One of the showiest native penstemons, Beardtongue can reach heights of three feet with stunning lavender-pink flowers. While the bloom time is relatively short, 2 - 3 weeks in May or June, the plant offers beautiful vertical structure and silvery blue-green …
|Soil Type||Gravel, Sand|
|Sun Exposure||Full Sun|
|Height||2' - 4'|
|Bloom Time||May, June|
|Zones||3, 4, 5, 6, 7|
|Benefits||Butterflies, Pollinators, Hummingbirds, Host Plant, Deer Resistant|
|Seeds per Oz||11000|
|Propagation Treatment||Moist Stratification|

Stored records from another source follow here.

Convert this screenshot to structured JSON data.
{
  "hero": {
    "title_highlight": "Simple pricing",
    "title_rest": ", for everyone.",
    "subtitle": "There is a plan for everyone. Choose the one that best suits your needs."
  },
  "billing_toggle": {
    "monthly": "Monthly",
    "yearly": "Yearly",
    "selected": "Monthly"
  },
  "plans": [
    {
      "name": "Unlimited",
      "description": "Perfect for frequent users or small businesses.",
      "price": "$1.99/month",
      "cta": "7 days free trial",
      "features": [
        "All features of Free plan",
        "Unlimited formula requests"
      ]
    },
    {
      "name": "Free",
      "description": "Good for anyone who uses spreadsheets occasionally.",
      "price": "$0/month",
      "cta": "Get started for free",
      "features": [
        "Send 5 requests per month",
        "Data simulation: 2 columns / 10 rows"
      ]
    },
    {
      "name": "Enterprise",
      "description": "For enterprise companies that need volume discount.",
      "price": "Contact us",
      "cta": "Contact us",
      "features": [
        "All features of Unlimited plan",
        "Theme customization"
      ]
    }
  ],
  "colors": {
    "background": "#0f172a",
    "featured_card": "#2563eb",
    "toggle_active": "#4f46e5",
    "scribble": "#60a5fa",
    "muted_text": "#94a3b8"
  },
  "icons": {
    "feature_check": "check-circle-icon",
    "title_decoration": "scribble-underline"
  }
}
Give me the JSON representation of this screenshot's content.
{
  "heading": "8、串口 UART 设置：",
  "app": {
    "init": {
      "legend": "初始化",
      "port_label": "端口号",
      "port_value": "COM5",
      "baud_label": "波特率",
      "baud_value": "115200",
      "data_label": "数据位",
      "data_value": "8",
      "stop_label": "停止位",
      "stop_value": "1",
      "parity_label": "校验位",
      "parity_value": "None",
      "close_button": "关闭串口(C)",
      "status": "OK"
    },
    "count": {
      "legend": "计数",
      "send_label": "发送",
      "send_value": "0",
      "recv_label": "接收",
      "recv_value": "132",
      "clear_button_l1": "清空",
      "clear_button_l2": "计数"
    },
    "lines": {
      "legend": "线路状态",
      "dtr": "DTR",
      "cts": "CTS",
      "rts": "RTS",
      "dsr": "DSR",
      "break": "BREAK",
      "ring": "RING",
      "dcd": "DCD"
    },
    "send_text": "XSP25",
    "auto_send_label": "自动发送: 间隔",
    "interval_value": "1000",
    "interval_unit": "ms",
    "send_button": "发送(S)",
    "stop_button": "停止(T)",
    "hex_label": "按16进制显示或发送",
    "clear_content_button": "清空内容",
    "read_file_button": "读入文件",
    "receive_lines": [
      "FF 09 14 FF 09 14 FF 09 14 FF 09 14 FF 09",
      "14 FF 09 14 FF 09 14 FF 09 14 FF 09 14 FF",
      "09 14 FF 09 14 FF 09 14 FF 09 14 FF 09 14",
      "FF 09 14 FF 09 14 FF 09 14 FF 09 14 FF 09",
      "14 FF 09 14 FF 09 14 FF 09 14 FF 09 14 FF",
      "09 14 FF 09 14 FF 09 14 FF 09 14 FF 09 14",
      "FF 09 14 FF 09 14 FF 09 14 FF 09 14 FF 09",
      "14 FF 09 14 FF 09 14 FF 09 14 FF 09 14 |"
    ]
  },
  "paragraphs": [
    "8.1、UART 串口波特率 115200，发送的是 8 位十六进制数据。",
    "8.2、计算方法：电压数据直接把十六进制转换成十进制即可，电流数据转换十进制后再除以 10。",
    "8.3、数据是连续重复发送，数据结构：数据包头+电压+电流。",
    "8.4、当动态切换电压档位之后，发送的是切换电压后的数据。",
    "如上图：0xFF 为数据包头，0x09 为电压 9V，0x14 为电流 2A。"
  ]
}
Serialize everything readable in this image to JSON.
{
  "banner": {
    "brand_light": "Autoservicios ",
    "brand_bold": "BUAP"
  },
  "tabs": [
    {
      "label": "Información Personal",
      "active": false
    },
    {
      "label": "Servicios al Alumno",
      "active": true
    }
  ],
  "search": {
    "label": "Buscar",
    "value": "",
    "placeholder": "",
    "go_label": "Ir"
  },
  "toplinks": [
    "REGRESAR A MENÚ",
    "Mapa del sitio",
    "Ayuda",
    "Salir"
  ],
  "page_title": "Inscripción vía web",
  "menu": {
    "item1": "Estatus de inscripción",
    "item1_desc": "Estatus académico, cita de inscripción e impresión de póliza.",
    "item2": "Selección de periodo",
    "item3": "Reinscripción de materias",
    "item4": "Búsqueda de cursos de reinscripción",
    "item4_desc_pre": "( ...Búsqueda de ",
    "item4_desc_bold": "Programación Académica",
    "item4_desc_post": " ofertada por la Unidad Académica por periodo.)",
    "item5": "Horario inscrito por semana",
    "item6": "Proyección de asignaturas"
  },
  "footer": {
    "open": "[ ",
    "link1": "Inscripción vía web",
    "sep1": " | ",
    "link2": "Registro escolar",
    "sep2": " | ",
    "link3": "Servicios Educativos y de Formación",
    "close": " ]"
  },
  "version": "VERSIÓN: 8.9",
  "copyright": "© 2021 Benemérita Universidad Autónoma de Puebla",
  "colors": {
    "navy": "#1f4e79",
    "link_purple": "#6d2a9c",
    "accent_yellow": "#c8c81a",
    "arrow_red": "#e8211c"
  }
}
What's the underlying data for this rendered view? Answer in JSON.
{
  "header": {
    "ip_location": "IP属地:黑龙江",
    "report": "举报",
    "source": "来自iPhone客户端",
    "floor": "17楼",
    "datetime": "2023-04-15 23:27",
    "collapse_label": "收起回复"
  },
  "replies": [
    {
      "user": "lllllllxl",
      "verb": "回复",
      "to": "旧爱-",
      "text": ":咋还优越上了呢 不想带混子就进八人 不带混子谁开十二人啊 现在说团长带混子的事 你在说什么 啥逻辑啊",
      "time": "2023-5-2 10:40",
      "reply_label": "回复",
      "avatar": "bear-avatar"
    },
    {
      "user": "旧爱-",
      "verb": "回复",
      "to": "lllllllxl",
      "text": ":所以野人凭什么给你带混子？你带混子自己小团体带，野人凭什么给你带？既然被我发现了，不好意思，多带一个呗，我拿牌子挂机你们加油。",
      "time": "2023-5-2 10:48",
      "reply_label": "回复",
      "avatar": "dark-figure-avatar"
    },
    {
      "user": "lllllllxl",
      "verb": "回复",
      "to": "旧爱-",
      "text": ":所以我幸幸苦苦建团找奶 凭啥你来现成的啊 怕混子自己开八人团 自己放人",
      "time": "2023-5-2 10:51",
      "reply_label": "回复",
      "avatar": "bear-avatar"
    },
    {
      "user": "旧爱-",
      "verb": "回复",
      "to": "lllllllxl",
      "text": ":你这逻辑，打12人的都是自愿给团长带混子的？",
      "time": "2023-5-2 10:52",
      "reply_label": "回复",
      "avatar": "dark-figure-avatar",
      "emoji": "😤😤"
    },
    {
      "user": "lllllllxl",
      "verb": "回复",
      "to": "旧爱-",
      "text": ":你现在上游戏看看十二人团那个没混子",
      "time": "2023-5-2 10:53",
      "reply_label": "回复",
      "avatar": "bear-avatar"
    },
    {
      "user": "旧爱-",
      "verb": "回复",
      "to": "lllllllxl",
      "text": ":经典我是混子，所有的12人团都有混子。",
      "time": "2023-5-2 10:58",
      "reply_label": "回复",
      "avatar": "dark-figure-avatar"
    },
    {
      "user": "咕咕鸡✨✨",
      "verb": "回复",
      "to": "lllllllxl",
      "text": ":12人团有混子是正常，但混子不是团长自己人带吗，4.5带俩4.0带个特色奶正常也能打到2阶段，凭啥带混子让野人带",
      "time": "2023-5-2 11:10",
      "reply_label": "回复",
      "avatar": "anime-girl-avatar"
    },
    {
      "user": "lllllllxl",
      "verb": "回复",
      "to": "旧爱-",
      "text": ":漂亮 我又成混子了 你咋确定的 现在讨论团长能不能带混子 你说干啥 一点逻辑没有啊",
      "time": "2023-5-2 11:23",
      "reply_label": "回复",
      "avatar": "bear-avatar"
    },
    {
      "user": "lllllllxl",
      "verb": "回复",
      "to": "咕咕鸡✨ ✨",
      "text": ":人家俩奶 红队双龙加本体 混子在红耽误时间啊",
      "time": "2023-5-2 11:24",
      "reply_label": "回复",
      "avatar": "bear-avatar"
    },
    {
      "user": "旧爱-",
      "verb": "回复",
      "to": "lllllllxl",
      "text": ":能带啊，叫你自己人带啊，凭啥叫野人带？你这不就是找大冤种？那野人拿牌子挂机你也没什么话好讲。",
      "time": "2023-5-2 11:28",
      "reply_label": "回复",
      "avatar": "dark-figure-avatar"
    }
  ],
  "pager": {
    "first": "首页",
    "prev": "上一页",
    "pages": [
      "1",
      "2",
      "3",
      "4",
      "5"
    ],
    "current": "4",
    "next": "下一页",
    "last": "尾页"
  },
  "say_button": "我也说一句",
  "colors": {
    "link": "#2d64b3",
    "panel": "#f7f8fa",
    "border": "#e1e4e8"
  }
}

|Days to Moist Stratify||60 days|
|Direct Sowing Time||Fall|
One of the showiest native penstemons, Beardtongue can reach heights of three feet with stunning lavender-pink flowers. While the bloom time is relatively short, 2-3 weeks in May or June, the plant offers beautiful vertical structure and silvery blue-green succulent foliage, making it a versatile player in the garden or naturalized setting. The large tubular flowers, up to two inches in length, are popular with hummingbirds and bees. Long-tongued pollinators visit the unique flowers for nectar including mason bees and bumble bees, as well as pollen seeking halictid bees. As a host plant, Beardtongue is associated with the Arachne Checkerspot (Poladryas arachne), and thhe Chalcedon Checkerspot (Euphydryas chalcedona).
Endangered in some states, Penstemon grandiflorus is more common in the dry sand and gravel soils of the northern Great Plains and appears less frequently further south. Not often seen in the wild, it prefers full sun and requires excellent drainage - it will not grow well in clay.